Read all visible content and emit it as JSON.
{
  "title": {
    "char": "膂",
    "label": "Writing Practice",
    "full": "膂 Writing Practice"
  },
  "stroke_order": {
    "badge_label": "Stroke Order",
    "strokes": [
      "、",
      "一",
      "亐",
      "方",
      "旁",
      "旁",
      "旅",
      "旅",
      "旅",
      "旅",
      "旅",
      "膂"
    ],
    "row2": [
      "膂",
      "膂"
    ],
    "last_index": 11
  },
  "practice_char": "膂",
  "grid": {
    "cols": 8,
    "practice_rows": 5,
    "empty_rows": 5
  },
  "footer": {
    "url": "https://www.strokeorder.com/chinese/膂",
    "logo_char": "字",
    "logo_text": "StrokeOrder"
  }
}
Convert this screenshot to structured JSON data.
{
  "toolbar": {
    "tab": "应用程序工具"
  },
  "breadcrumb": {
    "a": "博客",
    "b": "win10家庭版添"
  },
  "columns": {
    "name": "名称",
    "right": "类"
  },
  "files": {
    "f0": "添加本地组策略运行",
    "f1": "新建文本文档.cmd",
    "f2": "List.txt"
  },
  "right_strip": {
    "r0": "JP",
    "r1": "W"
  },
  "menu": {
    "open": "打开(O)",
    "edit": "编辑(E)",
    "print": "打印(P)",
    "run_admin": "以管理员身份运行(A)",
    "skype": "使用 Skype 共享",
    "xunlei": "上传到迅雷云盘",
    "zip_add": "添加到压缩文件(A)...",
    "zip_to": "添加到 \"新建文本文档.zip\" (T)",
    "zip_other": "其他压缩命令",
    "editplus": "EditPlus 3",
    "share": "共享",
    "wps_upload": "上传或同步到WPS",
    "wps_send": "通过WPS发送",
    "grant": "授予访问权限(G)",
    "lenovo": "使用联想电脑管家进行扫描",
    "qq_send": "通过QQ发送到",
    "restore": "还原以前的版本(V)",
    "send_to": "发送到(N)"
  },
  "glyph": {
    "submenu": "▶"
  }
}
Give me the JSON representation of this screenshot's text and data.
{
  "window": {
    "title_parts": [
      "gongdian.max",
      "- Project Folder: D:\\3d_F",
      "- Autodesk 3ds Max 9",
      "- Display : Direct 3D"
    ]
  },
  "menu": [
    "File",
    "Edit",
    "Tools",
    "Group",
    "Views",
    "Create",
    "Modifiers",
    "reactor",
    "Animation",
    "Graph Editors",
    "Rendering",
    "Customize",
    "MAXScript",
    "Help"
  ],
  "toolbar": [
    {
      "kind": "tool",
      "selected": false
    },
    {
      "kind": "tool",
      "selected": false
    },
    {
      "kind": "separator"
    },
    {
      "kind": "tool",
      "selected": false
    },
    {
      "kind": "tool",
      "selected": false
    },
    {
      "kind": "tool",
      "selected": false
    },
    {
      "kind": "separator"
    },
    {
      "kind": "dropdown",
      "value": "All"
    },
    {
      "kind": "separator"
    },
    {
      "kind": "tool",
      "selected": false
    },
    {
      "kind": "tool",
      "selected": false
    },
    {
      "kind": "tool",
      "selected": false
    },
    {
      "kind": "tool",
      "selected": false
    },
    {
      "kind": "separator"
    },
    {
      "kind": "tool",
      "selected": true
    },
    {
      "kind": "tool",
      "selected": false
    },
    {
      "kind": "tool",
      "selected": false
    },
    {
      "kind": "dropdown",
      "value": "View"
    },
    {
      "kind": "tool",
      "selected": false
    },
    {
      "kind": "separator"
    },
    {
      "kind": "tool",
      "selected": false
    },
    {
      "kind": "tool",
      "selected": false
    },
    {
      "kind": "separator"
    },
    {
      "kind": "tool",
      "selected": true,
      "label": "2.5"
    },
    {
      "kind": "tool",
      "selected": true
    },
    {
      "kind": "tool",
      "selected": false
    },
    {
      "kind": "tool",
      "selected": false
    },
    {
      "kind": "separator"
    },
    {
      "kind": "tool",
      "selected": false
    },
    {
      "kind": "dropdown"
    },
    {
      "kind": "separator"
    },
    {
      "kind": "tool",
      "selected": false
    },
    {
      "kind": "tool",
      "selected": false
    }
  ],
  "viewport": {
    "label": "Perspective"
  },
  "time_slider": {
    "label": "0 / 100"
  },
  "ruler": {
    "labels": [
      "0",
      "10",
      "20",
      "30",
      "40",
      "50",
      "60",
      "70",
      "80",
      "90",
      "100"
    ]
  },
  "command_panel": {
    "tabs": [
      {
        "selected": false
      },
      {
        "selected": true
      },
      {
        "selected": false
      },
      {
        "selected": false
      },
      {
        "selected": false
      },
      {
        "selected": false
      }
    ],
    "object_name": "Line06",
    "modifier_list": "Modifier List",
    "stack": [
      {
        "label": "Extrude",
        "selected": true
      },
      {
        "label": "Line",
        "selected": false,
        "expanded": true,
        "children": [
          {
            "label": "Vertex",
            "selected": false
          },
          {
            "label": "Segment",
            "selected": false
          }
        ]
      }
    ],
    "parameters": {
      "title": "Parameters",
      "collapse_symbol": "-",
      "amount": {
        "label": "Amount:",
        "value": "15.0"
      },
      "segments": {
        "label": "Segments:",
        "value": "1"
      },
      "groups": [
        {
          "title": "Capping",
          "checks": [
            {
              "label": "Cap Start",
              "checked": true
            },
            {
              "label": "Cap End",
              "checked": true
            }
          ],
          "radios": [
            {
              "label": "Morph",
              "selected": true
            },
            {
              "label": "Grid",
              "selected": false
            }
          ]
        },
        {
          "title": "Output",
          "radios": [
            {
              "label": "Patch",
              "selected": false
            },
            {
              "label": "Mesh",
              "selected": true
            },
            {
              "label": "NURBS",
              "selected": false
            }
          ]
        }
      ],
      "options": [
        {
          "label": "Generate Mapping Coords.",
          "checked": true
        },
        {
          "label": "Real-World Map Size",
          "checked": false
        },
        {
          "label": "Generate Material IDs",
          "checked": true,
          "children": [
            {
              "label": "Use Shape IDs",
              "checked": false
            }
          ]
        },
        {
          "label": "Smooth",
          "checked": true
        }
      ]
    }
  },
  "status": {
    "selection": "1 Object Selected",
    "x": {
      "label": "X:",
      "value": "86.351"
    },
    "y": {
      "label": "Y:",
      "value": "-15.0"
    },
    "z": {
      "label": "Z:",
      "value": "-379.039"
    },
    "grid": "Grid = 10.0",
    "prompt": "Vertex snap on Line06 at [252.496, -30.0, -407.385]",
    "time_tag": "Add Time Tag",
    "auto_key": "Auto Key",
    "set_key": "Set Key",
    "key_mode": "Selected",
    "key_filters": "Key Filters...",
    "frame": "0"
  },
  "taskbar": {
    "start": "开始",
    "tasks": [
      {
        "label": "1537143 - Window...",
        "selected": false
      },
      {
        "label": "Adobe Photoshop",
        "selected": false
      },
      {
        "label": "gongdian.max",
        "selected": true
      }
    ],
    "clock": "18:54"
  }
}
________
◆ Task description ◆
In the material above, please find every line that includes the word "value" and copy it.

◆ Response to this task ◆
      "value": "All"
      "value": "View"
        "value": "15.0"
        "value": "1"
      "value": "86.351"
      "value": "-15.0"
      "value": "-379.039"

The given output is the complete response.